I genuinely thought that after a few years of experimenting and countless hard lessons learned that we’d collectively enjoy the maturation of social media as a discipline. I also (wrongly) thought that the education provided by so-called experts would have corrected many of the incorrect assumptions made in the preceding few years. If anything, things are getting worse, as an almost religious obsession with meaningless metrics is on the rise.
As a result, I thought I’d put a question out to a few of my industry pals to get a feel for what they thought was doing social media more harm than good. So, here is a summary of what came back, followed by some things brands must do in 2013 to ensure they are heading in the right direction.
Question: What is the one thing brands continue to get wrong when it comes to social media?
1. Ticking the box
This is increasingly becoming my biggest concern for brands so I was pleased to see this featured in a number of responses, including the following comment from Jakub Hrabovsky:
Ticking the box seems to be a priority rather than looking at how brands can make their products / services / websites more social. It’s still let’s do Facebook and let’s get likes (driven by inexperienced marketing managers in senior positions).
Clients often push for a ‘likes’ target so they can communicate a ‘result’ up the line. We collectively need to push back and explain what metrics like that really mean in the context of the overall business and communications objectives. This obsession with ‘likes’ is often the result of an approach that is not being driven by a strategy that identifies the purpose of Facebook within the broader mix.
2. Failure to conduct audits
Another very obvious problem, especially if you are really paying attention to the behaviour on display from many brands across all platforms as Danny Brown so aptly put:
Brands still don’t audit beforehand to see whether they should even be on social media and in what capacity (listening, active). Also, on too many platforms – research which ones will return most benefit and be strong on those.
If I was a client and an agency said it could deliver a social / digital strategy without first recommending an audit I’d run the other way. An audit ensures a brand can establish benchmarks and identify the need(s) which they can possibly fulfil via their social media activity.
3. The incorrect definition of engagement

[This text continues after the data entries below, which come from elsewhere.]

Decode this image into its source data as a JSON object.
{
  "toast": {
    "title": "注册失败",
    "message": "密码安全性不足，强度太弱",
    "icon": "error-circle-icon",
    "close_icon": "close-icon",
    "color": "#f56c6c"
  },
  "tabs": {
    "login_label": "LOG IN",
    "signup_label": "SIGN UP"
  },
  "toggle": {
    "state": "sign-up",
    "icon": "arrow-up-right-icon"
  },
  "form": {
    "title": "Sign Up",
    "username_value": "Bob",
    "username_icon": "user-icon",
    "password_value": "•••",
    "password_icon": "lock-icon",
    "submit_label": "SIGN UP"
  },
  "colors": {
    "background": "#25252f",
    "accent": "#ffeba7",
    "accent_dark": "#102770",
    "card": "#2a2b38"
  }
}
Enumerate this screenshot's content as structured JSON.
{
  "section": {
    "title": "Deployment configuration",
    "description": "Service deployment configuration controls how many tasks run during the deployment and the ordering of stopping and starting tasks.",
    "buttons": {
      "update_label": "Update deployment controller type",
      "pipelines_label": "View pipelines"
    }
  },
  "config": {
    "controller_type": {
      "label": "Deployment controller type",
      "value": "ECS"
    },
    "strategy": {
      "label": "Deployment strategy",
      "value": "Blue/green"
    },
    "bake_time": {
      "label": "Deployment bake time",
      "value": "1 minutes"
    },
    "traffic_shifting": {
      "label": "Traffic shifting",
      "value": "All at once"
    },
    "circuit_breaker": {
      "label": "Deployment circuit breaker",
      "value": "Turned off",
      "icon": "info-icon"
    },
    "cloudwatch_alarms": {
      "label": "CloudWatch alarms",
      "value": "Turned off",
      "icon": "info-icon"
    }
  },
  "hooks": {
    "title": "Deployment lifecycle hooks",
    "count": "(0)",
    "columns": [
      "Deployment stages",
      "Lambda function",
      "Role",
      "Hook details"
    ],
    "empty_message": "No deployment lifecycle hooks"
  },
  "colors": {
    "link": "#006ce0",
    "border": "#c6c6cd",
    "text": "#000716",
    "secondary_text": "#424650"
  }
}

This was a really common theme and is closely linked to the first two points. If an agency wants to be measured on an ‘engagement rate’ (which they’ll pitch as a a real measurement) they will craft content plans that will encourage ‘lazy likes’ that will boost this rate. Again, this is part of the problem that the industry is creating for itself in attempting to justify the importance of social media by creating (virtually) meaningless KPIs.
Genuine engagement involves genuine conversations taking place between brands and its stakeholders. Delivering ‘likeable’ content on Facebook can play a role but it needs to be supported by so many other things which are normally carried out on other platforms (sadly, brands are often not prepared to invest in these activities because they can’t give their superiors a hard measurement on what this delivers).
This will continue to be an issue because you can’t put a definitive value on a genuine advocate and the role they can play in bridging the gap between your brand and the people most important to its success.
What can be done (by brands and agencies)?
The optimist in me says that if we collectively ‘grew up’ and focused on avoiding these mistakes we’d see social media add real value as part of the overall marketing and communications mix.
The pessimist in me says that this is a hugely uphill battle. As long as brand guardians ask for an ROI and as long as the majority of agencies / experts respond with metrics without context we’re in for a few more years of pain.
What do you think? Any joy on the horizon?
A big thanks to the people who contributed their thoughts.